Where does the string "link" occur in the entries below? Copy every line where it does.

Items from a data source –
·····

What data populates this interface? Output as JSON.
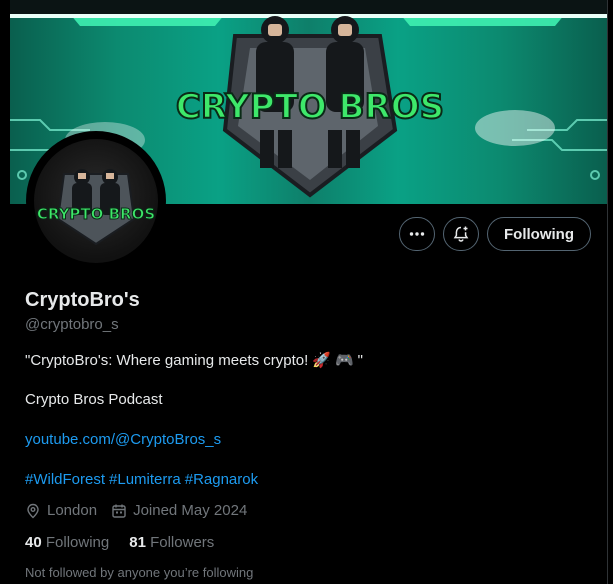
{
  "banner": {
    "logo_text_top": "CRYPTO BROS"
  },
  "avatar": {
    "logo_text": "CRYPTO BROS"
  },
  "actions": {
    "follow_label": "Following"
  },
  "profile": {
    "display_name": "CryptoBro's",
    "handle": "@cryptobro_s",
    "bio_text": "\"CryptoBro's: Where gaming meets crypto!",
    "bio_end": "\"",
    "bio_emoji_1": "🚀",
    "bio_emoji_2": "🎮",
    "line2": "Crypto Bros Podcast",
    "link": "youtube.com/@CryptoBros_s",
    "hashtags": [
      "#WildForest",
      "#Lumiterra",
      "#Ragnarok"
    ],
    "location": "London",
    "joined": "Joined May 2024",
    "following_count": "40",
    "following_label": "Following",
    "followers_count": "81",
    "followers_label": "Followers",
    "not_followed": "Not followed by anyone you’re following"
  },
  "icons": {
    "more": "more-dots-icon",
    "notify": "bell-plus-icon",
    "location": "location-pin-icon",
    "calendar": "calendar-icon"
  },
  "colors": {
    "link": "#1d9bf0",
    "muted": "#71767b",
    "text": "#e7e9ea",
    "banner_green": "#0aa185",
    "logo_green": "#3ee86a"
  }
}
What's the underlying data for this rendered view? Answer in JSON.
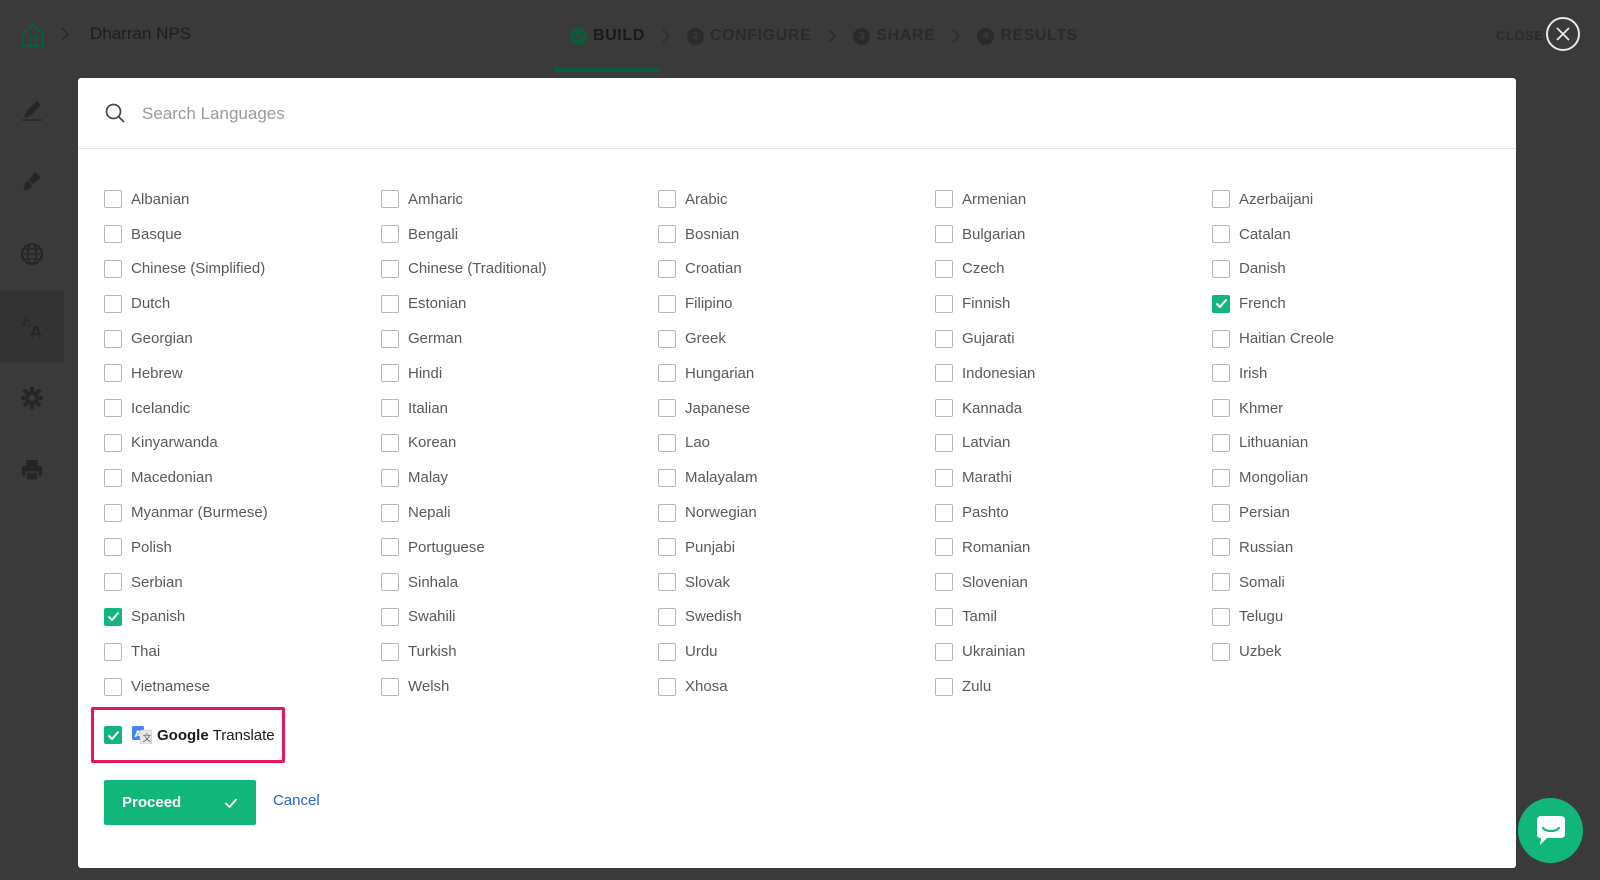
{
  "header": {
    "project_title": "Dharran NPS",
    "steps": [
      {
        "label": "BUILD",
        "icon": "check"
      },
      {
        "label": "CONFIGURE",
        "number": "2"
      },
      {
        "label": "SHARE",
        "number": "3"
      },
      {
        "label": "RESULTS",
        "number": "4"
      }
    ],
    "close_label": "CLOSE"
  },
  "sidebar": {
    "items": [
      {
        "icon": "pencil-icon"
      },
      {
        "icon": "paint-brush-icon"
      },
      {
        "icon": "globe-icon"
      },
      {
        "icon": "translate-icon",
        "active": true
      },
      {
        "icon": "gear-icon"
      },
      {
        "icon": "printer-icon"
      }
    ]
  },
  "search": {
    "placeholder": "Search Languages",
    "value": ""
  },
  "languages": [
    {
      "label": "Albanian",
      "checked": false
    },
    {
      "label": "Amharic",
      "checked": false
    },
    {
      "label": "Arabic",
      "checked": false
    },
    {
      "label": "Armenian",
      "checked": false
    },
    {
      "label": "Azerbaijani",
      "checked": false
    },
    {
      "label": "Basque",
      "checked": false
    },
    {
      "label": "Bengali",
      "checked": false
    },
    {
      "label": "Bosnian",
      "checked": false
    },
    {
      "label": "Bulgarian",
      "checked": false
    },
    {
      "label": "Catalan",
      "checked": false
    },
    {
      "label": "Chinese (Simplified)",
      "checked": false
    },
    {
      "label": "Chinese (Traditional)",
      "checked": false
    },
    {
      "label": "Croatian",
      "checked": false
    },
    {
      "label": "Czech",
      "checked": false
    },
    {
      "label": "Danish",
      "checked": false
    },
    {
      "label": "Dutch",
      "checked": false
    },
    {
      "label": "Estonian",
      "checked": false
    },
    {
      "label": "Filipino",
      "checked": false
    },
    {
      "label": "Finnish",
      "checked": false
    },
    {
      "label": "French",
      "checked": true
    },
    {
      "label": "Georgian",
      "checked": false
    },
    {
      "label": "German",
      "checked": false
    },
    {
      "label": "Greek",
      "checked": false
    },
    {
      "label": "Gujarati",
      "checked": false
    },
    {
      "label": "Haitian Creole",
      "checked": false
    },
    {
      "label": "Hebrew",
      "checked": false
    },
    {
      "label": "Hindi",
      "checked": false
    },
    {
      "label": "Hungarian",
      "checked": false
    },
    {
      "label": "Indonesian",
      "checked": false
    },
    {
      "label": "Irish",
      "checked": false
    },
    {
      "label": "Icelandic",
      "checked": false
    },
    {
      "label": "Italian",
      "checked": false
    },
    {
      "label": "Japanese",
      "checked": false
    },
    {
      "label": "Kannada",
      "checked": false
    },
    {
      "label": "Khmer",
      "checked": false
    },
    {
      "label": "Kinyarwanda",
      "checked": false
    },
    {
      "label": "Korean",
      "checked": false
    },
    {
      "label": "Lao",
      "checked": false
    },
    {
      "label": "Latvian",
      "checked": false
    },
    {
      "label": "Lithuanian",
      "checked": false
    },
    {
      "label": "Macedonian",
      "checked": false
    },
    {
      "label": "Malay",
      "checked": false
    },
    {
      "label": "Malayalam",
      "checked": false
    },
    {
      "label": "Marathi",
      "checked": false
    },
    {
      "label": "Mongolian",
      "checked": false
    },
    {
      "label": "Myanmar (Burmese)",
      "checked": false
    },
    {
      "label": "Nepali",
      "checked": false
    },
    {
      "label": "Norwegian",
      "checked": false
    },
    {
      "label": "Pashto",
      "checked": false
    },
    {
      "label": "Persian",
      "checked": false
    },
    {
      "label": "Polish",
      "checked": false
    },
    {
      "label": "Portuguese",
      "checked": false
    },
    {
      "label": "Punjabi",
      "checked": false
    },
    {
      "label": "Romanian",
      "checked": false
    },
    {
      "label": "Russian",
      "checked": false
    },
    {
      "label": "Serbian",
      "checked": false
    },
    {
      "label": "Sinhala",
      "checked": false
    },
    {
      "label": "Slovak",
      "checked": false
    },
    {
      "label": "Slovenian",
      "checked": false
    },
    {
      "label": "Somali",
      "checked": false
    },
    {
      "label": "Spanish",
      "checked": true
    },
    {
      "label": "Swahili",
      "checked": false
    },
    {
      "label": "Swedish",
      "checked": false
    },
    {
      "label": "Tamil",
      "checked": false
    },
    {
      "label": "Telugu",
      "checked": false
    },
    {
      "label": "Thai",
      "checked": false
    },
    {
      "label": "Turkish",
      "checked": false
    },
    {
      "label": "Urdu",
      "checked": false
    },
    {
      "label": "Ukrainian",
      "checked": false
    },
    {
      "label": "Uzbek",
      "checked": false
    },
    {
      "label": "Vietnamese",
      "checked": false
    },
    {
      "label": "Welsh",
      "checked": false
    },
    {
      "label": "Xhosa",
      "checked": false
    },
    {
      "label": "Zulu",
      "checked": false
    }
  ],
  "google_translate": {
    "checked": true,
    "brand": "Google",
    "label": "Translate"
  },
  "actions": {
    "proceed_label": "Proceed",
    "cancel_label": "Cancel"
  },
  "colors": {
    "accent": "#10b67a",
    "highlight": "#e8175d",
    "link": "#2367c8"
  }
}
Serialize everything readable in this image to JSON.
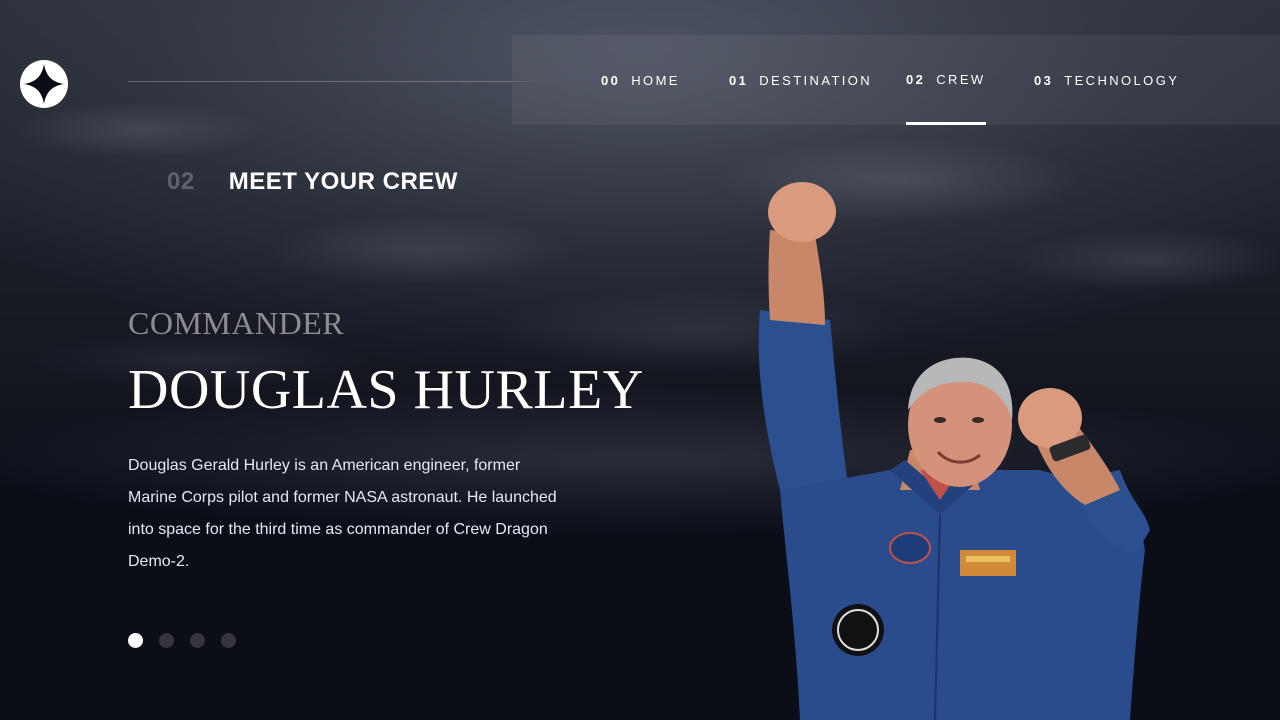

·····

Your solution –
    "link": "youtube.com/@CryptoBros_s",
    "link": "#1d9bf0",
    "link": "#2367c8"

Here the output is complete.